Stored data
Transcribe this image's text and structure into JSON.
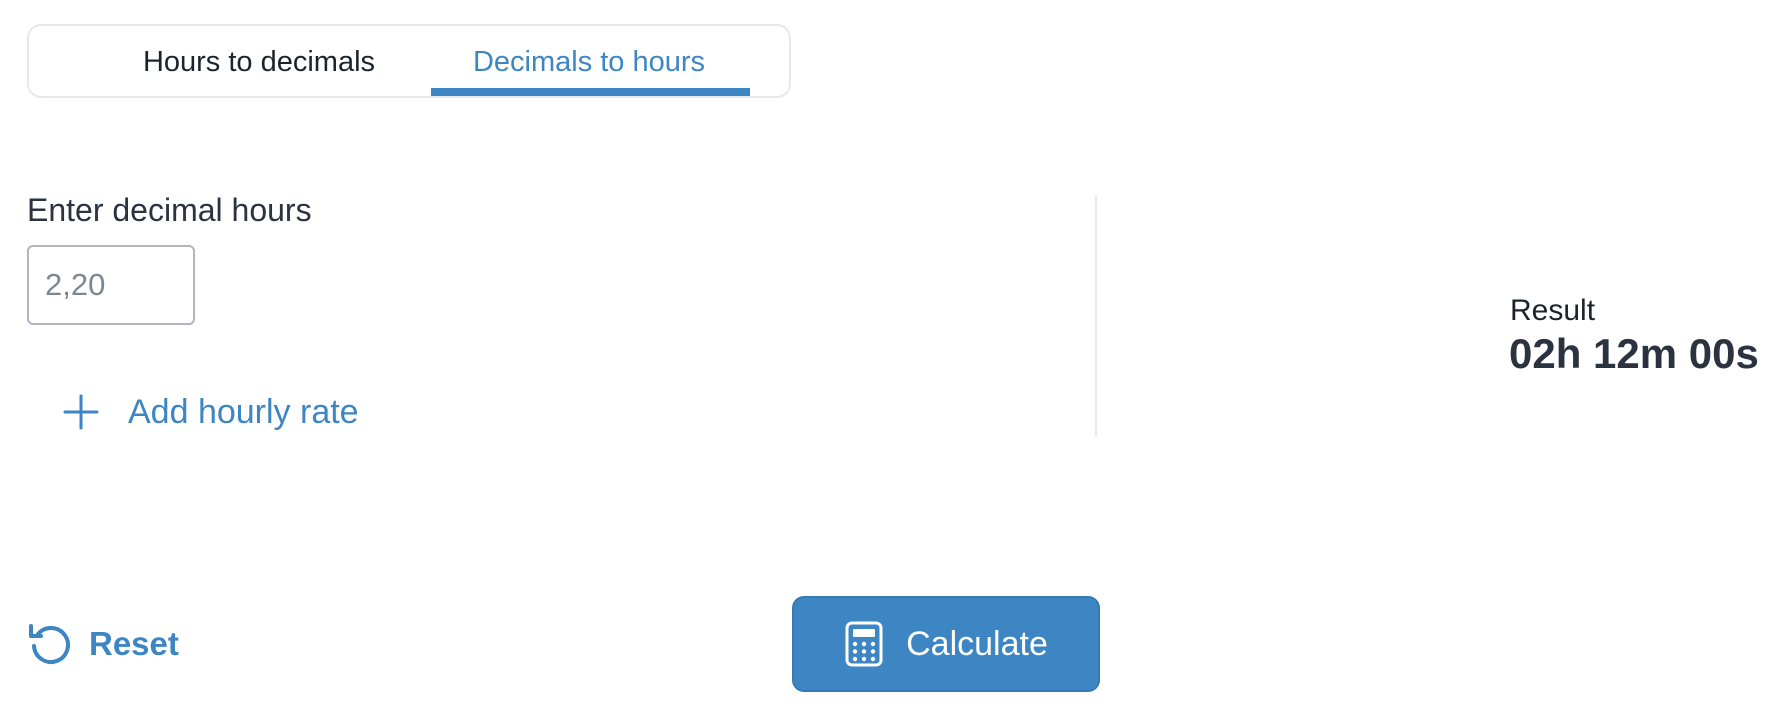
{
  "tabs": [
    {
      "label": "Hours to decimals",
      "active": false
    },
    {
      "label": "Decimals to hours",
      "active": true
    }
  ],
  "form": {
    "label": "Enter decimal hours",
    "value": "",
    "placeholder": "2,20",
    "add_rate_label": "Add hourly rate",
    "add_rate_icon": "plus-icon"
  },
  "result": {
    "label": "Result",
    "value": "02h 12m 00s"
  },
  "actions": {
    "reset_label": "Reset",
    "reset_icon": "reset-icon",
    "calculate_label": "Calculate",
    "calculate_icon": "calculator-icon"
  },
  "colors": {
    "accent": "#3d86c3",
    "text": "#2b3340",
    "border": "#e5e8ec"
  }
}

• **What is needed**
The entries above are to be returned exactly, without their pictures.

• **Exercise answer**
Transcribe this image's text and structure into JSON.
{
  "tabs": [
    {
      "label": "Hours to decimals",
      "active": false
    },
    {
      "label": "Decimals to hours",
      "active": true
    }
  ],
  "form": {
    "label": "Enter decimal hours",
    "value": "",
    "placeholder": "2,20",
    "add_rate_label": "Add hourly rate",
    "add_rate_icon": "plus-icon"
  },
  "result": {
    "label": "Result",
    "value": "02h 12m 00s"
  },
  "actions": {
    "reset_label": "Reset",
    "reset_icon": "reset-icon",
    "calculate_label": "Calculate",
    "calculate_icon": "calculator-icon"
  },
  "colors": {
    "accent": "#3d86c3",
    "text": "#2b3340",
    "border": "#e5e8ec"
  }
}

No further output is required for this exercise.